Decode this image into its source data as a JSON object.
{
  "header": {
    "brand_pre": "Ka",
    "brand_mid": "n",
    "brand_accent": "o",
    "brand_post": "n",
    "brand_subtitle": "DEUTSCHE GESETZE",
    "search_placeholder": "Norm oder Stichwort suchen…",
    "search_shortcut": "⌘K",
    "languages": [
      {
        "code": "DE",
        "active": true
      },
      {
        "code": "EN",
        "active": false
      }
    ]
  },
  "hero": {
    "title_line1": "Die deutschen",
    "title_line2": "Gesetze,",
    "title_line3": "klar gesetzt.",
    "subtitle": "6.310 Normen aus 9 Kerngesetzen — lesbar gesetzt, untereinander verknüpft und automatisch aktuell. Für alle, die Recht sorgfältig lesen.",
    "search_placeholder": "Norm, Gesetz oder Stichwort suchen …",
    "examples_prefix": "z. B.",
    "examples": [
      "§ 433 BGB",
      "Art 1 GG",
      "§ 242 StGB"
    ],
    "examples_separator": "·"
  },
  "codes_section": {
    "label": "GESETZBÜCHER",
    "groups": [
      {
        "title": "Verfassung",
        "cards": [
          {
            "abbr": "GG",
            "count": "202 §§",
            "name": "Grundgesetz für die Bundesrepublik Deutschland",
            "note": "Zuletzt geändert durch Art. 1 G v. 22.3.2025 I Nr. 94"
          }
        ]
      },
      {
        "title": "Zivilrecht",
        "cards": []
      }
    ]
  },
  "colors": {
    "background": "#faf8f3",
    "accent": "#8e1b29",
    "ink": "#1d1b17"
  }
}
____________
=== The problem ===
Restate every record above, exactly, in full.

=== Task output ===
Decode this image into its source data as a JSON object.
{
  "header": {
    "brand_pre": "Ka",
    "brand_mid": "n",
    "brand_accent": "o",
    "brand_post": "n",
    "brand_subtitle": "DEUTSCHE GESETZE",
    "search_placeholder": "Norm oder Stichwort suchen…",
    "search_shortcut": "⌘K",
    "languages": [
      {
        "code": "DE",
        "active": true
      },
      {
        "code": "EN",
        "active": false
      }
    ]
  },
  "hero": {
    "title_line1": "Die deutschen",
    "title_line2": "Gesetze,",
    "title_line3": "klar gesetzt.",
    "subtitle": "6.310 Normen aus 9 Kerngesetzen — lesbar gesetzt, untereinander verknüpft und automatisch aktuell. Für alle, die Recht sorgfältig lesen.",
    "search_placeholder": "Norm, Gesetz oder Stichwort suchen …",
    "examples_prefix": "z. B.",
    "examples": [
      "§ 433 BGB",
      "Art 1 GG",
      "§ 242 StGB"
    ],
    "examples_separator": "·"
  },
  "codes_section": {
    "label": "GESETZBÜCHER",
    "groups": [
      {
        "title": "Verfassung",
        "cards": [
          {
            "abbr": "GG",
            "count": "202 §§",
            "name": "Grundgesetz für die Bundesrepublik Deutschland",
            "note": "Zuletzt geändert durch Art. 1 G v. 22.3.2025 I Nr. 94"
          }
        ]
      },
      {
        "title": "Zivilrecht",
        "cards": []
      }
    ]
  },
  "colors": {
    "background": "#faf8f3",
    "accent": "#8e1b29",
    "ink": "#1d1b17"
  }
}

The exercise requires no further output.